__Task__.
Repeat the records below in their entirety, exactly.

START Given records

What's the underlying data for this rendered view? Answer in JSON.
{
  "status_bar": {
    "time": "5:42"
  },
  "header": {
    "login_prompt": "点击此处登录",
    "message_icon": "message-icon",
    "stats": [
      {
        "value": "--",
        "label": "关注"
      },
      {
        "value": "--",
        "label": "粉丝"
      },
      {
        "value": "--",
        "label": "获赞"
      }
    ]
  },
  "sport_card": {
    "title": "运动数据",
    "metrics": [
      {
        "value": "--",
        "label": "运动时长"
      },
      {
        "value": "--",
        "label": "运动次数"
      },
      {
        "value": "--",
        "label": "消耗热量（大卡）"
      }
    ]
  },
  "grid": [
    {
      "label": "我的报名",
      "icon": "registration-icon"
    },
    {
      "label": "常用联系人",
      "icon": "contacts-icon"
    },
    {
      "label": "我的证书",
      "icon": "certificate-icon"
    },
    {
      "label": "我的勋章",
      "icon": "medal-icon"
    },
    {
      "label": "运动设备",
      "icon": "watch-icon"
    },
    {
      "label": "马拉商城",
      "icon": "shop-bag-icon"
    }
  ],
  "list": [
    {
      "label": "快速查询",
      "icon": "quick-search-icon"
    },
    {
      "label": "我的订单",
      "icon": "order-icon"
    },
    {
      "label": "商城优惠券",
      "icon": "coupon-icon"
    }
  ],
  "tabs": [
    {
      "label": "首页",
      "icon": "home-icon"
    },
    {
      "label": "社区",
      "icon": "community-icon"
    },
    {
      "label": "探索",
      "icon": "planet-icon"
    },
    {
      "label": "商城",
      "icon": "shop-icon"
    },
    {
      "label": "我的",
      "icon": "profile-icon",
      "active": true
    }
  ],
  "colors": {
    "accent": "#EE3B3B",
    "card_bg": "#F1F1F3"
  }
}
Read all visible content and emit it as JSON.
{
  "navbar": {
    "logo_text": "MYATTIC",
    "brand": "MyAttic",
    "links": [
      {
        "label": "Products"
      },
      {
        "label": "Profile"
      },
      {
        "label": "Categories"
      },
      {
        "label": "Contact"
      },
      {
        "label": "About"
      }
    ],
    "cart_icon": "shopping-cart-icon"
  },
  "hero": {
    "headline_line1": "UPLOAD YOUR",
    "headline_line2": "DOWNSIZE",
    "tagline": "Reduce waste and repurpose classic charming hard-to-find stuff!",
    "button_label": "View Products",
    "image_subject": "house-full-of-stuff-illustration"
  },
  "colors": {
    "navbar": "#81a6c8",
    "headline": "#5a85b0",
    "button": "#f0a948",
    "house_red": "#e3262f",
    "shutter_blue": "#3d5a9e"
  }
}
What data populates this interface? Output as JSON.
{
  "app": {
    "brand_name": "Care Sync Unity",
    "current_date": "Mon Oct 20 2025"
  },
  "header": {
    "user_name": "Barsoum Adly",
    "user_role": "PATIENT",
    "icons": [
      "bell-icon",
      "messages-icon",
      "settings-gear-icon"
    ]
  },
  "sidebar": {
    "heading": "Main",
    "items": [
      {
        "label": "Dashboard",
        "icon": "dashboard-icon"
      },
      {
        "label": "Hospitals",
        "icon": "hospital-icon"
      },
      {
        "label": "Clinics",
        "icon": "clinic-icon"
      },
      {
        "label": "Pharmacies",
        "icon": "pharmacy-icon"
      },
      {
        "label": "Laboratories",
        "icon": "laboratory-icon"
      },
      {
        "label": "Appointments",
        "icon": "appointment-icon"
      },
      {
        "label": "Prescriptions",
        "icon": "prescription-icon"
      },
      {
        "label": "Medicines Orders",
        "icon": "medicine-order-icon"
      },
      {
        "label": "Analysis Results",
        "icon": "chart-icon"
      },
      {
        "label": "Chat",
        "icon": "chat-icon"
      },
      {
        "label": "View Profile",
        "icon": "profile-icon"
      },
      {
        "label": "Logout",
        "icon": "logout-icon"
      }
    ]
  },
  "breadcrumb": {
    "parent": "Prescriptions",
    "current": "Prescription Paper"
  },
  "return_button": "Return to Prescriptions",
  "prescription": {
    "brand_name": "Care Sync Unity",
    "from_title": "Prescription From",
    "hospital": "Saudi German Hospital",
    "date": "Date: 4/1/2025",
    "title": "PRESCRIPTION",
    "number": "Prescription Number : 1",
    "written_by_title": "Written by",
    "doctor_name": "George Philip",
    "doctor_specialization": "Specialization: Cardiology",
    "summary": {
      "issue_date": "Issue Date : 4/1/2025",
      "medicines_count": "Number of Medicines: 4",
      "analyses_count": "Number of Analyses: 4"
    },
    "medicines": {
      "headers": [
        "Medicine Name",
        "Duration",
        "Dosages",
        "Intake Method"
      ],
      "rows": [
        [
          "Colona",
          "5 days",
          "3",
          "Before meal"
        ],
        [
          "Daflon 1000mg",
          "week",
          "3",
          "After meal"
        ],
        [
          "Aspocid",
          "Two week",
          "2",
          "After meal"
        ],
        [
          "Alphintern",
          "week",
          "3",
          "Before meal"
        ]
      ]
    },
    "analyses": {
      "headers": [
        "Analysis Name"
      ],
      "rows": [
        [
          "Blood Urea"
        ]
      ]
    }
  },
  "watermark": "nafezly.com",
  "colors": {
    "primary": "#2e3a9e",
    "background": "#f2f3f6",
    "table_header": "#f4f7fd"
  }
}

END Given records

__Task result__.
What's the underlying data for this rendered view? Answer in JSON.
{
  "status_bar": {
    "time": "5:42"
  },
  "header": {
    "login_prompt": "点击此处登录",
    "message_icon": "message-icon",
    "stats": [
      {
        "value": "--",
        "label": "关注"
      },
      {
        "value": "--",
        "label": "粉丝"
      },
      {
        "value": "--",
        "label": "获赞"
      }
    ]
  },
  "sport_card": {
    "title": "运动数据",
    "metrics": [
      {
        "value": "--",
        "label": "运动时长"
      },
      {
        "value": "--",
        "label": "运动次数"
      },
      {
        "value": "--",
        "label": "消耗热量（大卡）"
      }
    ]
  },
  "grid": [
    {
      "label": "我的报名",
      "icon": "registration-icon"
    },
    {
      "label": "常用联系人",
      "icon": "contacts-icon"
    },
    {
      "label": "我的证书",
      "icon": "certificate-icon"
    },
    {
      "label": "我的勋章",
      "icon": "medal-icon"
    },
    {
      "label": "运动设备",
      "icon": "watch-icon"
    },
    {
      "label": "马拉商城",
      "icon": "shop-bag-icon"
    }
  ],
  "list": [
    {
      "label": "快速查询",
      "icon": "quick-search-icon"
    },
    {
      "label": "我的订单",
      "icon": "order-icon"
    },
    {
      "label": "商城优惠券",
      "icon": "coupon-icon"
    }
  ],
  "tabs": [
    {
      "label": "首页",
      "icon": "home-icon"
    },
    {
      "label": "社区",
      "icon": "community-icon"
    },
    {
      "label": "探索",
      "icon": "planet-icon"
    },
    {
      "label": "商城",
      "icon": "shop-icon"
    },
    {
      "label": "我的",
      "icon": "profile-icon",
      "active": true
    }
  ],
  "colors": {
    "accent": "#EE3B3B",
    "card_bg": "#F1F1F3"
  }
}
Read all visible content and emit it as JSON.
{
  "navbar": {
    "logo_text": "MYATTIC",
    "brand": "MyAttic",
    "links": [
      {
        "label": "Products"
      },
      {
        "label": "Profile"
      },
      {
        "label": "Categories"
      },
      {
        "label": "Contact"
      },
      {
        "label": "About"
      }
    ],
    "cart_icon": "shopping-cart-icon"
  },
  "hero": {
    "headline_line1": "UPLOAD YOUR",
    "headline_line2": "DOWNSIZE",
    "tagline": "Reduce waste and repurpose classic charming hard-to-find stuff!",
    "button_label": "View Products",
    "image_subject": "house-full-of-stuff-illustration"
  },
  "colors": {
    "navbar": "#81a6c8",
    "headline": "#5a85b0",
    "button": "#f0a948",
    "house_red": "#e3262f",
    "shutter_blue": "#3d5a9e"
  }
}
What data populates this interface? Output as JSON.
{
  "app": {
    "brand_name": "Care Sync Unity",
    "current_date": "Mon Oct 20 2025"
  },
  "header": {
    "user_name": "Barsoum Adly",
    "user_role": "PATIENT",
    "icons": [
      "bell-icon",
      "messages-icon",
      "settings-gear-icon"
    ]
  },
  "sidebar": {
    "heading": "Main",
    "items": [
      {
        "label": "Dashboard",
        "icon": "dashboard-icon"
      },
      {
        "label": "Hospitals",
        "icon": "hospital-icon"
      },
      {
        "label": "Clinics",
        "icon": "clinic-icon"
      },
      {
        "label": "Pharmacies",
        "icon": "pharmacy-icon"
      },
      {
        "label": "Laboratories",
        "icon": "laboratory-icon"
      },
      {
        "label": "Appointments",
        "icon": "appointment-icon"
      },
      {
        "label": "Prescriptions",
        "icon": "prescription-icon"
      },
      {
        "label": "Medicines Orders",
        "icon": "medicine-order-icon"
      },
      {
        "label": "Analysis Results",
        "icon": "chart-icon"
      },
      {
        "label": "Chat",
        "icon": "chat-icon"
      },
      {
        "label": "View Profile",
        "icon": "profile-icon"
      },
      {
        "label": "Logout",
        "icon": "logout-icon"
      }
    ]
  },
  "breadcrumb": {
    "parent": "Prescriptions",
    "current": "Prescription Paper"
  },
  "return_button": "Return to Prescriptions",
  "prescription": {
    "brand_name": "Care Sync Unity",
    "from_title": "Prescription From",
    "hospital": "Saudi German Hospital",
    "date": "Date: 4/1/2025",
    "title": "PRESCRIPTION",
    "number": "Prescription Number : 1",
    "written_by_title": "Written by",
    "doctor_name": "George Philip",
    "doctor_specialization": "Specialization: Cardiology",
    "summary": {
      "issue_date": "Issue Date : 4/1/2025",
      "medicines_count": "Number of Medicines: 4",
      "analyses_count": "Number of Analyses: 4"
    },
    "medicines": {
      "headers": [
        "Medicine Name",
        "Duration",
        "Dosages",
        "Intake Method"
      ],
      "rows": [
        [
          "Colona",
          "5 days",
          "3",
          "Before meal"
        ],
        [
          "Daflon 1000mg",
          "week",
          "3",
          "After meal"
        ],
        [
          "Aspocid",
          "Two week",
          "2",
          "After meal"
        ],
        [
          "Alphintern",
          "week",
          "3",
          "Before meal"
        ]
      ]
    },
    "analyses": {
      "headers": [
        "Analysis Name"
      ],
      "rows": [
        [
          "Blood Urea"
        ]
      ]
    }
  },
  "watermark": "nafezly.com",
  "colors": {
    "primary": "#2e3a9e",
    "background": "#f2f3f6",
    "table_header": "#f4f7fd"
  }
}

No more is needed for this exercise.